__WHAT TO WORK ON__
Find the word "number" in the records and copy every line where it occurs.

======

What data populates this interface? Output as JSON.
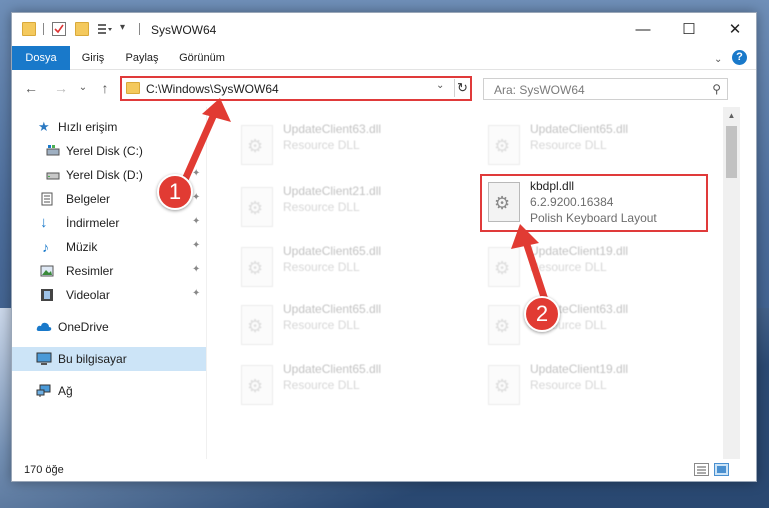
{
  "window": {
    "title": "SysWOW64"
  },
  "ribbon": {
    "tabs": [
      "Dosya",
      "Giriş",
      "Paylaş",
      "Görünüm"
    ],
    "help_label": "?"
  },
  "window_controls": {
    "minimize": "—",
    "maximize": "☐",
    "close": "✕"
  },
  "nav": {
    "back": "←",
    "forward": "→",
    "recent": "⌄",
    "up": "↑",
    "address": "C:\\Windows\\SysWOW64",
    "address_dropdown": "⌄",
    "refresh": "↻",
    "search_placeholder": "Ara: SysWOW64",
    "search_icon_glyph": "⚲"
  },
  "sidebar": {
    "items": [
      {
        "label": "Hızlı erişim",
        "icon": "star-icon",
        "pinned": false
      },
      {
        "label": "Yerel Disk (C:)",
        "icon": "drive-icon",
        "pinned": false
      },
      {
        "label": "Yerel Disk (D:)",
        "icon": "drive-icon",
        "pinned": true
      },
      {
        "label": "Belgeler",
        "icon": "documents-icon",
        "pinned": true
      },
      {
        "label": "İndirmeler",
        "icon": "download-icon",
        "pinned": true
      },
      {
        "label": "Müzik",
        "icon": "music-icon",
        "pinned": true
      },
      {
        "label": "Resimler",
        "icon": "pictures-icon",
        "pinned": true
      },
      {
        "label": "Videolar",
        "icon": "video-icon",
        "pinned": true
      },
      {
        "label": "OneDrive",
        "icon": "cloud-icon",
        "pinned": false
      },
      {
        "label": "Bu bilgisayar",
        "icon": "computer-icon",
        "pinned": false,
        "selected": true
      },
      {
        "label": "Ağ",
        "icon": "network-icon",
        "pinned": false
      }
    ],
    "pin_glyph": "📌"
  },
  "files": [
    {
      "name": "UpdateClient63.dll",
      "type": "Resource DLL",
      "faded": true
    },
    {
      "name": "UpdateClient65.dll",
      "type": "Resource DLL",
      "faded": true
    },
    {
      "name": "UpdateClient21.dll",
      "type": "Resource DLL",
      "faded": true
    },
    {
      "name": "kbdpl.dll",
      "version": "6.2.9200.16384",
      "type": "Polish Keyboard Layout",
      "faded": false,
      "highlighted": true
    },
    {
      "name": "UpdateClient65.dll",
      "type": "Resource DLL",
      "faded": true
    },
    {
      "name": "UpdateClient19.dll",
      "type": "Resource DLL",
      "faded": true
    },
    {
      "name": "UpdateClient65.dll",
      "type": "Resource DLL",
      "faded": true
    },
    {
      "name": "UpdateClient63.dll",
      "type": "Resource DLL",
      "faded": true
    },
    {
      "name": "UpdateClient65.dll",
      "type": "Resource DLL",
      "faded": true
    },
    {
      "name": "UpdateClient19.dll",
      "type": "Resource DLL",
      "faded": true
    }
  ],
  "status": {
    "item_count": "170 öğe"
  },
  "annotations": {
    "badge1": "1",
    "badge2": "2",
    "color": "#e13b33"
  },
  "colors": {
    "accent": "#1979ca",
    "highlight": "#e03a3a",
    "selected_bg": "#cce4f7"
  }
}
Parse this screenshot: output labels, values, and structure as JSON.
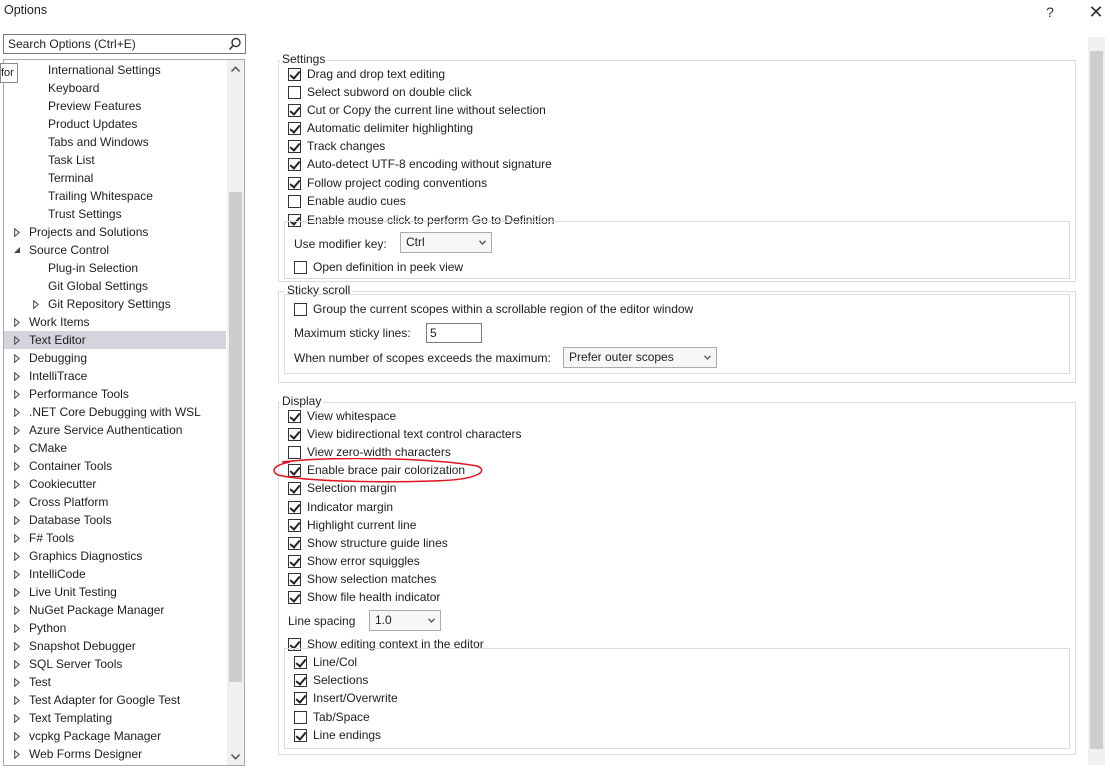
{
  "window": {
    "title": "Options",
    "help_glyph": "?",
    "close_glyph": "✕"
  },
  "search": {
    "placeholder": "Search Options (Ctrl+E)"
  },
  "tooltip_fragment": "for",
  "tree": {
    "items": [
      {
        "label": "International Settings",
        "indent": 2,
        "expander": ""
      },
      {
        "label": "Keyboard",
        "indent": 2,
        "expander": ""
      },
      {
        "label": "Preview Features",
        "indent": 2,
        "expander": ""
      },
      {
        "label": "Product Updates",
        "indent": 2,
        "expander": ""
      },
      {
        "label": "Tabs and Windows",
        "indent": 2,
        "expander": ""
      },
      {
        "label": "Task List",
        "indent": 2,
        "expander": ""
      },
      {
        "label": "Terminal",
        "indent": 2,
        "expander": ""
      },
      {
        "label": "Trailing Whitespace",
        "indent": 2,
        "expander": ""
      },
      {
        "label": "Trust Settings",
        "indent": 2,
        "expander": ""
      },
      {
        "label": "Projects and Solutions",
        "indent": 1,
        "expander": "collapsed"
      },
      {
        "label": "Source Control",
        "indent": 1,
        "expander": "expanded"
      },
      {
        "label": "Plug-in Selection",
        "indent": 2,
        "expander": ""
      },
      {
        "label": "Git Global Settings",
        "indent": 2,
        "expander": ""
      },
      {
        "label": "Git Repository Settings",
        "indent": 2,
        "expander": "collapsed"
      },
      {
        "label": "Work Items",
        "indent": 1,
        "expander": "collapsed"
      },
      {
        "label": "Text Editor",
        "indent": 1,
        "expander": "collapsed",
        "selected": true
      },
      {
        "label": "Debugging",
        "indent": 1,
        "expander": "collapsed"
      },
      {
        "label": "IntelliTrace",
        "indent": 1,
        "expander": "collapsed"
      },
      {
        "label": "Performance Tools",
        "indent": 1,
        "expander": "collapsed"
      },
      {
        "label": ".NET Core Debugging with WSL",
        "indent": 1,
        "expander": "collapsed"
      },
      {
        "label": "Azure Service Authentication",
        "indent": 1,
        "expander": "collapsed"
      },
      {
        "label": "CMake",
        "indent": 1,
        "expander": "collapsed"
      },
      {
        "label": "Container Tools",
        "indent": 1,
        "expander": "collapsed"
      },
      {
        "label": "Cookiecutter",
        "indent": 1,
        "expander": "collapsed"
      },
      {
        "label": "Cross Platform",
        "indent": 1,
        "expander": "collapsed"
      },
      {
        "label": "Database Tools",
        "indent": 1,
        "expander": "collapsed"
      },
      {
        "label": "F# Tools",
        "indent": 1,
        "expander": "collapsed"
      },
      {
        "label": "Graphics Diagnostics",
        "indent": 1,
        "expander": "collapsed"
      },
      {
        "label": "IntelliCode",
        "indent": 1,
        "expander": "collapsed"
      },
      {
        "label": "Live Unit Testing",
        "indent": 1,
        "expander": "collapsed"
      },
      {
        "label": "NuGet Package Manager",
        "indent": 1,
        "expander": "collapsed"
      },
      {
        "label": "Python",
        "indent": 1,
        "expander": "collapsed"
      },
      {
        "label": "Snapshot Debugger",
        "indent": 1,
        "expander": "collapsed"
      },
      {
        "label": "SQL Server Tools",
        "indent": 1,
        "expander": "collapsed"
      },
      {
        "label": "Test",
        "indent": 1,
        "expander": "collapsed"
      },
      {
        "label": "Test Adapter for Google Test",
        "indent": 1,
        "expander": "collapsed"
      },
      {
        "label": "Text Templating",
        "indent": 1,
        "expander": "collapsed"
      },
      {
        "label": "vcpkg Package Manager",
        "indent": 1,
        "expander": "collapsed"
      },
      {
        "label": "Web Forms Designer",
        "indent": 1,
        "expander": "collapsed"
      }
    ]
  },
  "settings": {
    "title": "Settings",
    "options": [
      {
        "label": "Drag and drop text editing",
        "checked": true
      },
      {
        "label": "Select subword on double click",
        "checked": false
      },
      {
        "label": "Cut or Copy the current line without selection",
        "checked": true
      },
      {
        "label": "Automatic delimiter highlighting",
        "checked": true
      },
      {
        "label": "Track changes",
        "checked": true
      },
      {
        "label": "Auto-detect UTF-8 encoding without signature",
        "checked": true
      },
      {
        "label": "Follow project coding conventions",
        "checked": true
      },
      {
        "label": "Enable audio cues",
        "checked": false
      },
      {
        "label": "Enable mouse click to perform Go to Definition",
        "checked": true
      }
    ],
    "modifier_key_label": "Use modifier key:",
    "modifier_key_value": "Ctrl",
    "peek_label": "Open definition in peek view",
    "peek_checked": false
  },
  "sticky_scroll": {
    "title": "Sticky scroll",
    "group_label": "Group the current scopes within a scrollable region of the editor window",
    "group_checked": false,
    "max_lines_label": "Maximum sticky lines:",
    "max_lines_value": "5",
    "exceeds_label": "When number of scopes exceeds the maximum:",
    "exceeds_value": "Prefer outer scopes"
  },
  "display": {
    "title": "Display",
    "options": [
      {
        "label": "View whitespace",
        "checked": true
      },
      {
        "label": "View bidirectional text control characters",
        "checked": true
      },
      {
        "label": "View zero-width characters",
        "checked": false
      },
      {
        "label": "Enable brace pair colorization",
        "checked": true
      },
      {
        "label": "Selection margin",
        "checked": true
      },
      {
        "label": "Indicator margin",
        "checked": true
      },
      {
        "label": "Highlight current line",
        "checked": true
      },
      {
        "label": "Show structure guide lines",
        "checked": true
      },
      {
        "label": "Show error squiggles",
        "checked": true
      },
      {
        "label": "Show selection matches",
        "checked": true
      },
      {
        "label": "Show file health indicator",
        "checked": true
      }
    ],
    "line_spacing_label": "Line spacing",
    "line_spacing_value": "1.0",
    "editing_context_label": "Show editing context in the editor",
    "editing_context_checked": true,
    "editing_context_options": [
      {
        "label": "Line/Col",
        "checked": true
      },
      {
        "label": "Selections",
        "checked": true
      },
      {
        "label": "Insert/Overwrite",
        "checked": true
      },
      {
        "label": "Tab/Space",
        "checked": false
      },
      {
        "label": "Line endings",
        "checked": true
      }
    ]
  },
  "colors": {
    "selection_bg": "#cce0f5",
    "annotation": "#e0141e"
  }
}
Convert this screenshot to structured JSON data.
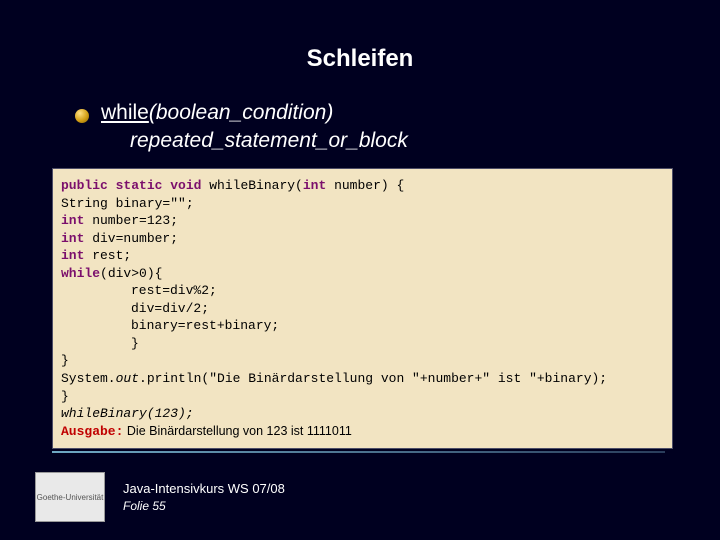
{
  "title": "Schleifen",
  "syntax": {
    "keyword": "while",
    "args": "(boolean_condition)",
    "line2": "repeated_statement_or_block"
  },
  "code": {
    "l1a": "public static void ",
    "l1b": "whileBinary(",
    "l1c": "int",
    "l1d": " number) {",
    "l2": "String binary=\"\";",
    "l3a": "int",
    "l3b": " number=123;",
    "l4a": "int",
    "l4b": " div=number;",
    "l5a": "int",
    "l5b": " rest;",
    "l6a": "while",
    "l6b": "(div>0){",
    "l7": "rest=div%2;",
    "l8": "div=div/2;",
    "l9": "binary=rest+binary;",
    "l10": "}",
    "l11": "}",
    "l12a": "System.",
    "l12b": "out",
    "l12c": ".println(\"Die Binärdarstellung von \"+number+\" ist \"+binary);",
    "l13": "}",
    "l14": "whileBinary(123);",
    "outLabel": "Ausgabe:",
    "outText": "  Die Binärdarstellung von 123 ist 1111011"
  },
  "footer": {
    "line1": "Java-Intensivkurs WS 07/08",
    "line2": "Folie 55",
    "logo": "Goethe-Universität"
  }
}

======

__WRITTEN SOLUTION__
    "exceeds_label": "When number of scopes exceeds the maximum:",
    "l1d": " number) {",
    "l3b": " number=123;",
    "l4b": " div=number;",
    "l12c": ".println(\"Die Binärdarstellung von \"+number+\" ist \"+binary);",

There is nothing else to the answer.